ACTION ITEM – Repeat all of the records exactly, leaving out the pictures.

INPUT –
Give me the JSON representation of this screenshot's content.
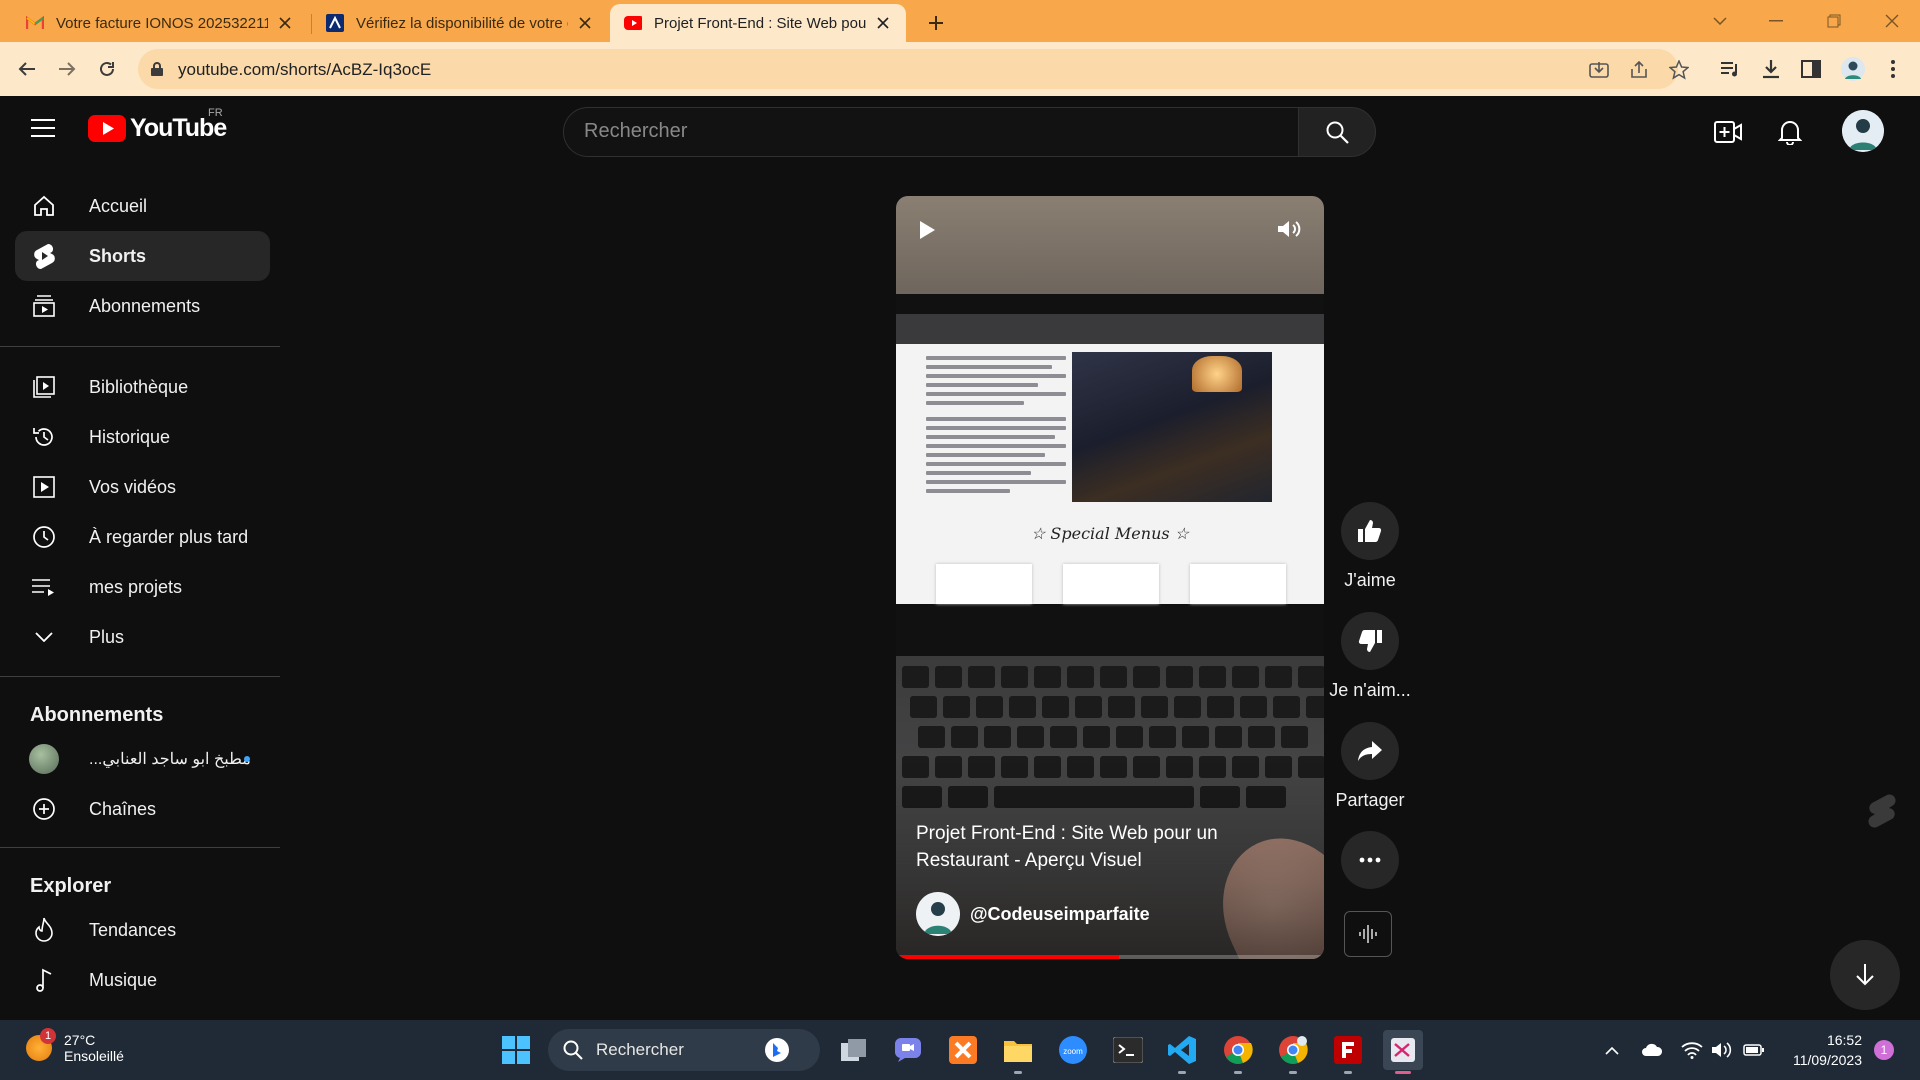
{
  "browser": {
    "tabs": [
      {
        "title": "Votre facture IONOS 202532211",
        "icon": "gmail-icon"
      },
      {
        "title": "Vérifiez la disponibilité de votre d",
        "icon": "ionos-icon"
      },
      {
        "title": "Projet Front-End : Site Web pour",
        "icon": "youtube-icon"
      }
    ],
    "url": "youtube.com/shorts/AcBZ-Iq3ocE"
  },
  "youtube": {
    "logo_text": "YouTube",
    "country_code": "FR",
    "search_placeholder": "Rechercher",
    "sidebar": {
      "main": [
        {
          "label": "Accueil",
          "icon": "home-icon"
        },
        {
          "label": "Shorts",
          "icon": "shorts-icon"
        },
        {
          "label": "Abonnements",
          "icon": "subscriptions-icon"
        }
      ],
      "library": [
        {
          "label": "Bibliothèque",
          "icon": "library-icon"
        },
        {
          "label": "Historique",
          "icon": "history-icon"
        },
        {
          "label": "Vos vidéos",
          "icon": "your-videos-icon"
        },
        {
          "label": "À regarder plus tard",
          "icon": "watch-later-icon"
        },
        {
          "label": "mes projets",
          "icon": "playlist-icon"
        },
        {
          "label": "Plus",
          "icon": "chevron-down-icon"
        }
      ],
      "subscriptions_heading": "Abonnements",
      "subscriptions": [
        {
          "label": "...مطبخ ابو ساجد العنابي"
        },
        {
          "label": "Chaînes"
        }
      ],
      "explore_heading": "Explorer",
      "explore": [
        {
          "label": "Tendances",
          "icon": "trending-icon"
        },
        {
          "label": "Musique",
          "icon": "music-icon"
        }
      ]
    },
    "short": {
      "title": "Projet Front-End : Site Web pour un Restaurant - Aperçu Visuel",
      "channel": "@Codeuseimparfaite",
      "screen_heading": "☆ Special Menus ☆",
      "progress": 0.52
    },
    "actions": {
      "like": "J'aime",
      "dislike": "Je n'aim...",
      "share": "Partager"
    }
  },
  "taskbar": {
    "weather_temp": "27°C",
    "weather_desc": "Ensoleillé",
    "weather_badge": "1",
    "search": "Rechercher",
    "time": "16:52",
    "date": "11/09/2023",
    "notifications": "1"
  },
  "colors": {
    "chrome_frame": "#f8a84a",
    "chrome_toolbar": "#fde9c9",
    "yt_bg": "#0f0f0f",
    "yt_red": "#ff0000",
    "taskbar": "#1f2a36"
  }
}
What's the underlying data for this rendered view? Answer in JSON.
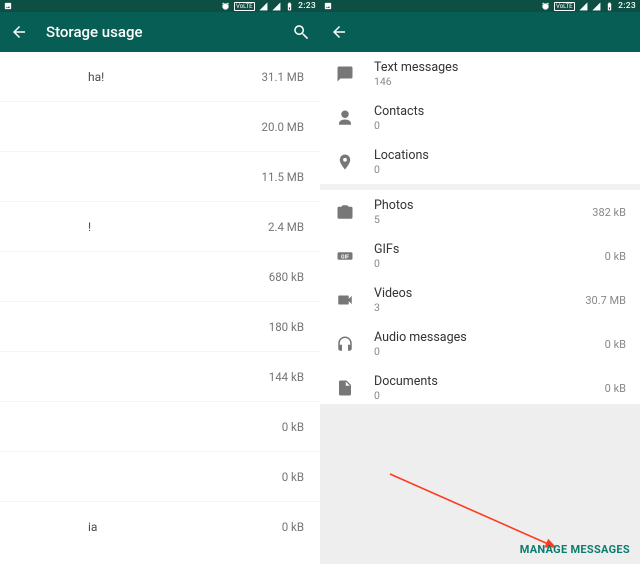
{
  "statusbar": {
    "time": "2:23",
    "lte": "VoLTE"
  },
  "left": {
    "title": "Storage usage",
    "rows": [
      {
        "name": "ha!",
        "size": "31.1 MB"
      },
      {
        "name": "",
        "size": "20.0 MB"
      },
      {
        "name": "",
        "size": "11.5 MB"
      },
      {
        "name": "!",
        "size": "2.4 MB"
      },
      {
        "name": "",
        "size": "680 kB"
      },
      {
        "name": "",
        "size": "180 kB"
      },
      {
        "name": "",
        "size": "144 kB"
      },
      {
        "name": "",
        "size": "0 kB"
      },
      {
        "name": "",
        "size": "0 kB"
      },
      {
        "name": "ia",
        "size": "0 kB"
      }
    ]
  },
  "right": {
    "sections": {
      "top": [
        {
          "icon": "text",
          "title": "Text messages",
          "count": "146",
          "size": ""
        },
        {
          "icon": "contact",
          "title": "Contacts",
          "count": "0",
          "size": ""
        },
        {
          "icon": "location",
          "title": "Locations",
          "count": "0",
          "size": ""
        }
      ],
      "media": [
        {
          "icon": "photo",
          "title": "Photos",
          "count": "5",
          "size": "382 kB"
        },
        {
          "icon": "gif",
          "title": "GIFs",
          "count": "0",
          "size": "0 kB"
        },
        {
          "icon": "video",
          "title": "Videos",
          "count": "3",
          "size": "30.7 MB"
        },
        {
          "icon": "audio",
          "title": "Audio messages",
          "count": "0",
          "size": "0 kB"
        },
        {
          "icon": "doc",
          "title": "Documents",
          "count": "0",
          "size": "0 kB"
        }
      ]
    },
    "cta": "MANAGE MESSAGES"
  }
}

OUTPUT OF THE EXERCISE –
Give me the JSON representation of this screenshot's content.
{
  "browser": {
    "tabs": [
      {
        "title": "Votre facture IONOS 202532211",
        "icon": "gmail-icon"
      },
      {
        "title": "Vérifiez la disponibilité de votre d",
        "icon": "ionos-icon"
      },
      {
        "title": "Projet Front-End : Site Web pour",
        "icon": "youtube-icon"
      }
    ],
    "url": "youtube.com/shorts/AcBZ-Iq3ocE"
  },
  "youtube": {
    "logo_text": "YouTube",
    "country_code": "FR",
    "search_placeholder": "Rechercher",
    "sidebar": {
      "main": [
        {
          "label": "Accueil",
          "icon": "home-icon"
        },
        {
          "label": "Shorts",
          "icon": "shorts-icon"
        },
        {
          "label": "Abonnements",
          "icon": "subscriptions-icon"
        }
      ],
      "library": [
        {
          "label": "Bibliothèque",
          "icon": "library-icon"
        },
        {
          "label": "Historique",
          "icon": "history-icon"
        },
        {
          "label": "Vos vidéos",
          "icon": "your-videos-icon"
        },
        {
          "label": "À regarder plus tard",
          "icon": "watch-later-icon"
        },
        {
          "label": "mes projets",
          "icon": "playlist-icon"
        },
        {
          "label": "Plus",
          "icon": "chevron-down-icon"
        }
      ],
      "subscriptions_heading": "Abonnements",
      "subscriptions": [
        {
          "label": "...مطبخ ابو ساجد العنابي"
        },
        {
          "label": "Chaînes"
        }
      ],
      "explore_heading": "Explorer",
      "explore": [
        {
          "label": "Tendances",
          "icon": "trending-icon"
        },
        {
          "label": "Musique",
          "icon": "music-icon"
        }
      ]
    },
    "short": {
      "title": "Projet Front-End : Site Web pour un Restaurant - Aperçu Visuel",
      "channel": "@Codeuseimparfaite",
      "screen_heading": "☆ Special Menus ☆",
      "progress": 0.52
    },
    "actions": {
      "like": "J'aime",
      "dislike": "Je n'aim...",
      "share": "Partager"
    }
  },
  "taskbar": {
    "weather_temp": "27°C",
    "weather_desc": "Ensoleillé",
    "weather_badge": "1",
    "search": "Rechercher",
    "time": "16:52",
    "date": "11/09/2023",
    "notifications": "1"
  },
  "colors": {
    "chrome_frame": "#f8a84a",
    "chrome_toolbar": "#fde9c9",
    "yt_bg": "#0f0f0f",
    "yt_red": "#ff0000",
    "taskbar": "#1f2a36"
  }
}
What's the underlying data for this rendered view? Answer in JSON.
{
  "statusbar": {
    "time": "2:23",
    "lte": "VoLTE"
  },
  "left": {
    "title": "Storage usage",
    "rows": [
      {
        "name": "ha!",
        "size": "31.1 MB"
      },
      {
        "name": "",
        "size": "20.0 MB"
      },
      {
        "name": "",
        "size": "11.5 MB"
      },
      {
        "name": "!",
        "size": "2.4 MB"
      },
      {
        "name": "",
        "size": "680 kB"
      },
      {
        "name": "",
        "size": "180 kB"
      },
      {
        "name": "",
        "size": "144 kB"
      },
      {
        "name": "",
        "size": "0 kB"
      },
      {
        "name": "",
        "size": "0 kB"
      },
      {
        "name": "ia",
        "size": "0 kB"
      }
    ]
  },
  "right": {
    "sections": {
      "top": [
        {
          "icon": "text",
          "title": "Text messages",
          "count": "146",
          "size": ""
        },
        {
          "icon": "contact",
          "title": "Contacts",
          "count": "0",
          "size": ""
        },
        {
          "icon": "location",
          "title": "Locations",
          "count": "0",
          "size": ""
        }
      ],
      "media": [
        {
          "icon": "photo",
          "title": "Photos",
          "count": "5",
          "size": "382 kB"
        },
        {
          "icon": "gif",
          "title": "GIFs",
          "count": "0",
          "size": "0 kB"
        },
        {
          "icon": "video",
          "title": "Videos",
          "count": "3",
          "size": "30.7 MB"
        },
        {
          "icon": "audio",
          "title": "Audio messages",
          "count": "0",
          "size": "0 kB"
        },
        {
          "icon": "doc",
          "title": "Documents",
          "count": "0",
          "size": "0 kB"
        }
      ]
    },
    "cta": "MANAGE MESSAGES"
  }
}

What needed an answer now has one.